### [REQUIREMENT]
In the listing below, find each line holding "this" and copy it.

### [GIVEN DATA]
Start of Block

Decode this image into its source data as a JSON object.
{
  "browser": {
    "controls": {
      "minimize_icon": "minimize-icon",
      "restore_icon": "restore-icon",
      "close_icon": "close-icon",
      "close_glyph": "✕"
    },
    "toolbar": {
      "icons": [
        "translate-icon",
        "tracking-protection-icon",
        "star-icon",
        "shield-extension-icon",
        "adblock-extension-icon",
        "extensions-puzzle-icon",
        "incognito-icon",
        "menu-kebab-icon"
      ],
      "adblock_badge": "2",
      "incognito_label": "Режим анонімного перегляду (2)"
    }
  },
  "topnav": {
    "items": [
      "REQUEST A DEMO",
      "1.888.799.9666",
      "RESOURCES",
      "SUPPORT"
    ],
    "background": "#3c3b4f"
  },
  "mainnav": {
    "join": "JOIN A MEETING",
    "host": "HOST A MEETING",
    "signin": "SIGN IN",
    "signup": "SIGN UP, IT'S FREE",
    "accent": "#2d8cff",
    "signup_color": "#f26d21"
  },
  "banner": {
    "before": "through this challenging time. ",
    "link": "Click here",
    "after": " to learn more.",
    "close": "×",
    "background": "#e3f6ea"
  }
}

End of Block
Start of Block

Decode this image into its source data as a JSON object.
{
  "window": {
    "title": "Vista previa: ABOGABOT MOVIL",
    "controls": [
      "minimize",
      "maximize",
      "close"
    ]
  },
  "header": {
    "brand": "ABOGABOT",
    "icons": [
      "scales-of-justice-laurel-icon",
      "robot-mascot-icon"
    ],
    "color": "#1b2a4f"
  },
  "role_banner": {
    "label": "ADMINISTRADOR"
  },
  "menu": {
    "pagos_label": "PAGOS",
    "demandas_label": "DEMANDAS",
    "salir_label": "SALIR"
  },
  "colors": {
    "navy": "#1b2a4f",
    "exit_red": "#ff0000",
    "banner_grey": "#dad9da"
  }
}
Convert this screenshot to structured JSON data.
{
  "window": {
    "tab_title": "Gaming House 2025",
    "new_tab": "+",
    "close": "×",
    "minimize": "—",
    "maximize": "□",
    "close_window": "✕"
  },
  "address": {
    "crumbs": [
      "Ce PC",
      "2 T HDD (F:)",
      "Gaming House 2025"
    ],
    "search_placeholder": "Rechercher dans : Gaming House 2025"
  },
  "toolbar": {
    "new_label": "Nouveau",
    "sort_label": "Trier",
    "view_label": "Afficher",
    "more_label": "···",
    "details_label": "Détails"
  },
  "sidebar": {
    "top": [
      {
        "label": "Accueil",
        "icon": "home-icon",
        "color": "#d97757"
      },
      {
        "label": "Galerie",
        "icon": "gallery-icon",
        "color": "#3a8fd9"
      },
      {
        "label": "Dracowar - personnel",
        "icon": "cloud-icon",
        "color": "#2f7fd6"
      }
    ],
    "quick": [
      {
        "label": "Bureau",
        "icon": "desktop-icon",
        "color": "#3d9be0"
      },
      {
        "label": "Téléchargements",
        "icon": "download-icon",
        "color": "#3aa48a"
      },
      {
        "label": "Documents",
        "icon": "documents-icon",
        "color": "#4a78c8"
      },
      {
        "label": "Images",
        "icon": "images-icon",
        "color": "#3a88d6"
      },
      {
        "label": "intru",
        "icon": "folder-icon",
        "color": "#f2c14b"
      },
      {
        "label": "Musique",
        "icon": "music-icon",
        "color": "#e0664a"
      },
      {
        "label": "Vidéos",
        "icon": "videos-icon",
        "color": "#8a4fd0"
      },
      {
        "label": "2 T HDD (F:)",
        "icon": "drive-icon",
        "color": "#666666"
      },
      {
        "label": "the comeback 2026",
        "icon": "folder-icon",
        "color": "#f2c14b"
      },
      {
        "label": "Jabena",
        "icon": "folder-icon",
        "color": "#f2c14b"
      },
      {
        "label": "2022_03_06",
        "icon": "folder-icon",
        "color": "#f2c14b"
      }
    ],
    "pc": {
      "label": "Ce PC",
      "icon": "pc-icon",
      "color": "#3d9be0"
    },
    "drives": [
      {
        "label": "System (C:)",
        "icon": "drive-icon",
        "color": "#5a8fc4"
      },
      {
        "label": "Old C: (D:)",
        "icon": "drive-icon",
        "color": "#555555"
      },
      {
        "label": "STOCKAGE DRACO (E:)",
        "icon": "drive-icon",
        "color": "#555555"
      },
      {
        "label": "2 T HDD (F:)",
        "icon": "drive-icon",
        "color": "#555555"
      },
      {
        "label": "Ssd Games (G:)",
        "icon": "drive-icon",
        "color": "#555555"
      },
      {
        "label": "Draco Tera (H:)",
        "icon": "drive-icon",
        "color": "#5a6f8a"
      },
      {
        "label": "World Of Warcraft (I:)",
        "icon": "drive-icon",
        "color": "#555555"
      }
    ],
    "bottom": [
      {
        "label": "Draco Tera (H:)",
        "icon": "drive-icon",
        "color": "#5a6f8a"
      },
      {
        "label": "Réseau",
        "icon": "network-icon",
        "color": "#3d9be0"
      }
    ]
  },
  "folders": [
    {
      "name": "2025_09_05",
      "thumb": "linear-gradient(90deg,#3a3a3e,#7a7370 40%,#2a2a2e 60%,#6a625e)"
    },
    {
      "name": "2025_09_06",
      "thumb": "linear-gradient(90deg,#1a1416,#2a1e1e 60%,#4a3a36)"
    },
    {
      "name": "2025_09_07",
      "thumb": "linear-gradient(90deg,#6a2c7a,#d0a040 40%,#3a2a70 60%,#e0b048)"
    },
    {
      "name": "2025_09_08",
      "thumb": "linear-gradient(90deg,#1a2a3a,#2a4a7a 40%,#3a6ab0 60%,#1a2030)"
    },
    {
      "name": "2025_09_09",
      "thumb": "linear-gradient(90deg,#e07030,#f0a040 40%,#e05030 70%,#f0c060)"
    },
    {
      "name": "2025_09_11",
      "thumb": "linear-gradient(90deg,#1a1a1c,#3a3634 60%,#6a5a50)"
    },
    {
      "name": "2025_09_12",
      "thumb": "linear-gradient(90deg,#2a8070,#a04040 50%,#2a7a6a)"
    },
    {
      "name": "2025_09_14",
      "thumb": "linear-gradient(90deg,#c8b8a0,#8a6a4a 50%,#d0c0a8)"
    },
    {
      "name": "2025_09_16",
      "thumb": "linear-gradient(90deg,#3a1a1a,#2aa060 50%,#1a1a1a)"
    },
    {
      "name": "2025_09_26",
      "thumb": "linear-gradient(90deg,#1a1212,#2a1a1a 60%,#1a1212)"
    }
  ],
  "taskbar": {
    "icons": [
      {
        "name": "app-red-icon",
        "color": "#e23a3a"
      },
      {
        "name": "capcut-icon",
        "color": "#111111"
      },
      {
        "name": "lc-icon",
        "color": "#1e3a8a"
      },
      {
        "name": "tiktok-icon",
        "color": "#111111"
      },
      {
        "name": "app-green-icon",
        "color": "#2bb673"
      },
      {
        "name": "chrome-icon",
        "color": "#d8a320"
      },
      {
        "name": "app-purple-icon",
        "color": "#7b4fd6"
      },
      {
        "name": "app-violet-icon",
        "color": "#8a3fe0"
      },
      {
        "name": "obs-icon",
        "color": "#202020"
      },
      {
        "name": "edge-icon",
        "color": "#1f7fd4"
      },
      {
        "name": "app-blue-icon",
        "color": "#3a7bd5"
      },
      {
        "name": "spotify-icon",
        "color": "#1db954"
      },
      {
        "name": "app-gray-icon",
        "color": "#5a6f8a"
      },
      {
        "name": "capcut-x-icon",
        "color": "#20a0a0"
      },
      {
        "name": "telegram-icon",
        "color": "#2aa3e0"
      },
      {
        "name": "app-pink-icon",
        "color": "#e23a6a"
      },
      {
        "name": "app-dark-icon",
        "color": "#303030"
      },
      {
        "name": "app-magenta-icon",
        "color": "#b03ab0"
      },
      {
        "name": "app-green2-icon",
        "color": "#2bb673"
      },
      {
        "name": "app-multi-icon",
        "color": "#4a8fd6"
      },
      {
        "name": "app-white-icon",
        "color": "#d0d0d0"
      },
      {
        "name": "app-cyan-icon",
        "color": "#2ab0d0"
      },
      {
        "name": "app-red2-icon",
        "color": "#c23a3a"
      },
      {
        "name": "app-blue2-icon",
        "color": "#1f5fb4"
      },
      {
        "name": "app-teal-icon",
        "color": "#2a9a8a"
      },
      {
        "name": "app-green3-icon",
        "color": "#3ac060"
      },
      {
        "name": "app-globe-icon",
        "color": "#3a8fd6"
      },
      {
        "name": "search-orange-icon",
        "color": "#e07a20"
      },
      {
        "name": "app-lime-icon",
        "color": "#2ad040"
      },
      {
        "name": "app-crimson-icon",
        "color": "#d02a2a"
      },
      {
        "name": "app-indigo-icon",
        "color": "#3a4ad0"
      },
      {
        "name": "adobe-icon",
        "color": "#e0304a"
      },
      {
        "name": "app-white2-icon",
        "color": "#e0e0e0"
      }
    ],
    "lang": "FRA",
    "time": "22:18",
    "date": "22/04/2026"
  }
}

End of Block

### [YOUR RESPONSE]
Decode this image into its source data as a JSON object.
    "before": "through this challenging time. ",
Decode this image into its source data as a JSON object.
Convert this screenshot to structured JSON data.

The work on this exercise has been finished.